[Extracted material — start]

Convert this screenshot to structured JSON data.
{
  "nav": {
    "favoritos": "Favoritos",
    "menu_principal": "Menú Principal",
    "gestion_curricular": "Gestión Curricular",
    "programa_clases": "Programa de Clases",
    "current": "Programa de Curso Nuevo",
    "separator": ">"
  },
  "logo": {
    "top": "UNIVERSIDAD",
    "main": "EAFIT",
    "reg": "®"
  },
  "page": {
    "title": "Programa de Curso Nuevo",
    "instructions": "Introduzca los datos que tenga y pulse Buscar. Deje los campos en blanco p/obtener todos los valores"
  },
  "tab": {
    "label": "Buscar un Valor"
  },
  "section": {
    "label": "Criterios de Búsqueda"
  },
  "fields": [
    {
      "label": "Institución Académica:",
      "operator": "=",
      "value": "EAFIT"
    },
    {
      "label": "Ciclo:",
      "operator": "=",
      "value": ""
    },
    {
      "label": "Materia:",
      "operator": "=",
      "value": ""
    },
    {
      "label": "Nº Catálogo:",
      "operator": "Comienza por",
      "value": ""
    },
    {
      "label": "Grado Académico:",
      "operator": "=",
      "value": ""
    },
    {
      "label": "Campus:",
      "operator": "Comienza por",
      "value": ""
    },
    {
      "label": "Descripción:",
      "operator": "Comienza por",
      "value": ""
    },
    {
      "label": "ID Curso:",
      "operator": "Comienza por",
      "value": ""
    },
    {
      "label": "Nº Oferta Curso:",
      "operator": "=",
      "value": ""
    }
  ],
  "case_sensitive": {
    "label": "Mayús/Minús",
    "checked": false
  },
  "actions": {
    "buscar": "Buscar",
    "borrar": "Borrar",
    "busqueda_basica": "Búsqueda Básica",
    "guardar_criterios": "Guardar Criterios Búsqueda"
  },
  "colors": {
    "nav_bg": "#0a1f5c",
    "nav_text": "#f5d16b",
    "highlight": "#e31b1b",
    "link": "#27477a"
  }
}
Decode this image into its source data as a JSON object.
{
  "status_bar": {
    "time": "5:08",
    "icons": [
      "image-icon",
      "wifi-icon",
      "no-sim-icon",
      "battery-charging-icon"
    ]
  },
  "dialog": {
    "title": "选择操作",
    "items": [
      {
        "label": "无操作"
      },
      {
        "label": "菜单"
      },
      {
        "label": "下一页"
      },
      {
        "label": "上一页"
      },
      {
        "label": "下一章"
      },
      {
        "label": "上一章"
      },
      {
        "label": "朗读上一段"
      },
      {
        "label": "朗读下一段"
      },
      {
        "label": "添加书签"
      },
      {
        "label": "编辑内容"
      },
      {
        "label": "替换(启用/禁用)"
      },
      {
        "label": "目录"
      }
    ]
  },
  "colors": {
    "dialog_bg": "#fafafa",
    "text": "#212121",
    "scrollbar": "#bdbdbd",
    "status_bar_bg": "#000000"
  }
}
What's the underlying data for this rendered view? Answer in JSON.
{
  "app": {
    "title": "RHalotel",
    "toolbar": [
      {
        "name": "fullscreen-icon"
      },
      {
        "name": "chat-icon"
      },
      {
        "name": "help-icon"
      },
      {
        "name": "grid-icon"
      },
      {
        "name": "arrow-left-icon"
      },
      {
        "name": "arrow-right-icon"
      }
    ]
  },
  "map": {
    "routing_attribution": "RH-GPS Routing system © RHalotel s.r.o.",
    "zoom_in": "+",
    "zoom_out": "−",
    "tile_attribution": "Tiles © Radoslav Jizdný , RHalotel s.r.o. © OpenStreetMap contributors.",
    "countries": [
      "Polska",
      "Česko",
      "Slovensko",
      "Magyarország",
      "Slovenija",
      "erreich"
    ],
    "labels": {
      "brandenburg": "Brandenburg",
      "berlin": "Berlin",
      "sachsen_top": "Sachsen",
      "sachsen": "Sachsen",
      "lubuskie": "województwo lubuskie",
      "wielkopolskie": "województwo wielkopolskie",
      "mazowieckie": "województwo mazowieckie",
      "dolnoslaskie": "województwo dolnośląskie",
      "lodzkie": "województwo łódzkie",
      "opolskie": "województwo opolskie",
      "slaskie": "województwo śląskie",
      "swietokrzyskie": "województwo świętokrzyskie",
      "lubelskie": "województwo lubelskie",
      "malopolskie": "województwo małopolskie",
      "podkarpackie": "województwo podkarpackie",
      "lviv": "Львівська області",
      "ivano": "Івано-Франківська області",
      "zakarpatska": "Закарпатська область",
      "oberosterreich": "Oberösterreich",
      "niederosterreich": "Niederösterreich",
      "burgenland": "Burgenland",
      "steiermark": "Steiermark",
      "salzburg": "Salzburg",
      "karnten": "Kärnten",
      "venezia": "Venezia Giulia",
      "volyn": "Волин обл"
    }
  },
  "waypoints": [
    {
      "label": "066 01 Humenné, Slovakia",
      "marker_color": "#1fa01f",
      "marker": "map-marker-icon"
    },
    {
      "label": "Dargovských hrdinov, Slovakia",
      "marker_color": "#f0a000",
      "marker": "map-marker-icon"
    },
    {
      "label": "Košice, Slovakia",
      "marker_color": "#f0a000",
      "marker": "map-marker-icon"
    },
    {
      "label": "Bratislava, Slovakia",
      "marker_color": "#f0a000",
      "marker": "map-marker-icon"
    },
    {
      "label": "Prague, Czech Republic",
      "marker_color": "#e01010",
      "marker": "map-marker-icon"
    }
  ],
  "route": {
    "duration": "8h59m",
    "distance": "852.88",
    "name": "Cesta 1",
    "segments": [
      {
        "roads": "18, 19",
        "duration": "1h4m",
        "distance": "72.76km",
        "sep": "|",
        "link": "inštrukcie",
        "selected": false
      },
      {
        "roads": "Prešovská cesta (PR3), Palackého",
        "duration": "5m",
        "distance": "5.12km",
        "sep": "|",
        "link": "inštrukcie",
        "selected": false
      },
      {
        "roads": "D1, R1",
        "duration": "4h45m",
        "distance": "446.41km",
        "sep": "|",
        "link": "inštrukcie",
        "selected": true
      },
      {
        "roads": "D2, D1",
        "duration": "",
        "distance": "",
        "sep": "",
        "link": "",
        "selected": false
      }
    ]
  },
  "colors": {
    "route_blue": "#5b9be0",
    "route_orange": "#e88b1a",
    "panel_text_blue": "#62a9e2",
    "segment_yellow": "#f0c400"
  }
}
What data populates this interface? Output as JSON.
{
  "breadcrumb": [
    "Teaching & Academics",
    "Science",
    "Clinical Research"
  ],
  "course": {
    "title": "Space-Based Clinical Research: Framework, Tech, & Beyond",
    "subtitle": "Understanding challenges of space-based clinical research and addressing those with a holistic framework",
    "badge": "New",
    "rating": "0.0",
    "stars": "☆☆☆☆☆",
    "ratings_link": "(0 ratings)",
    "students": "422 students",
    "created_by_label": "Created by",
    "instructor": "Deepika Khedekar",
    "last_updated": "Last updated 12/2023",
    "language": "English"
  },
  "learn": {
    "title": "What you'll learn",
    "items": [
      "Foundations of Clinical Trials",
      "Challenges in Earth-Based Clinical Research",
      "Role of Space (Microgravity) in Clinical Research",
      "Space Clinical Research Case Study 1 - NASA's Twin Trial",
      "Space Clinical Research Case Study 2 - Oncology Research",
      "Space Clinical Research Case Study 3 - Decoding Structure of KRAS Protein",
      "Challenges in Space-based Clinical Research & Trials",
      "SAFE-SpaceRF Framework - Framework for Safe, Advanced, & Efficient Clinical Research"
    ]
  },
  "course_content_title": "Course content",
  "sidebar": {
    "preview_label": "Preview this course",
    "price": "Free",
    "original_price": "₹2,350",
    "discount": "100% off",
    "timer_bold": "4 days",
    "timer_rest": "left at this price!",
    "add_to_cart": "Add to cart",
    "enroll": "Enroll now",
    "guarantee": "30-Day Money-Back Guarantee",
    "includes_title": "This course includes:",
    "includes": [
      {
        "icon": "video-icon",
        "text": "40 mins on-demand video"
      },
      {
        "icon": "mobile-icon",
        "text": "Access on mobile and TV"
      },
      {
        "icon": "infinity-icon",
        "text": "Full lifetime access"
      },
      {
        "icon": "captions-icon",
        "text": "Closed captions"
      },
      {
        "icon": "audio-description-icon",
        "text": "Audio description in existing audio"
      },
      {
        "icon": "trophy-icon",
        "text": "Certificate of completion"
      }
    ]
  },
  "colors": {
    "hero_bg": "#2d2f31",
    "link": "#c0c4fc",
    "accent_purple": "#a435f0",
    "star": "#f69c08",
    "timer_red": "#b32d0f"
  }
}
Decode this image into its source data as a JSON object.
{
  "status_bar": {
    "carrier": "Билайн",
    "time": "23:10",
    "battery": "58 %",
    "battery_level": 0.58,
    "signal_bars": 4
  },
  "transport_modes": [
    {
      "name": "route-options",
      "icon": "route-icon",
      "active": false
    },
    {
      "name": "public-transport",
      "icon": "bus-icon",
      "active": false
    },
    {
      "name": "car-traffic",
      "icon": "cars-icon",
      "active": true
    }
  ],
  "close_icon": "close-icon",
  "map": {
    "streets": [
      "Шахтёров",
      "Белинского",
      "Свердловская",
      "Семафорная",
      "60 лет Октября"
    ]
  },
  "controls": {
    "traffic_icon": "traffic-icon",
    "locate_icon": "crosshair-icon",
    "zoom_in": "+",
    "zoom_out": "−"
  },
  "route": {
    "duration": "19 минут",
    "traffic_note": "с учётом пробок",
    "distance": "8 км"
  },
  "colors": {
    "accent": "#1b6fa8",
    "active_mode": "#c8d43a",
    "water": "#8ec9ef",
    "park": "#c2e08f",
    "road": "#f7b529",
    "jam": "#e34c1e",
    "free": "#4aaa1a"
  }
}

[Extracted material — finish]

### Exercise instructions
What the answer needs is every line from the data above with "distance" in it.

### Answer box
    "distance": "852.88",
        "distance": "72.76km",
        "distance": "5.12km",
        "distance": "446.41km",
        "distance": "",
    "distance": "8 км"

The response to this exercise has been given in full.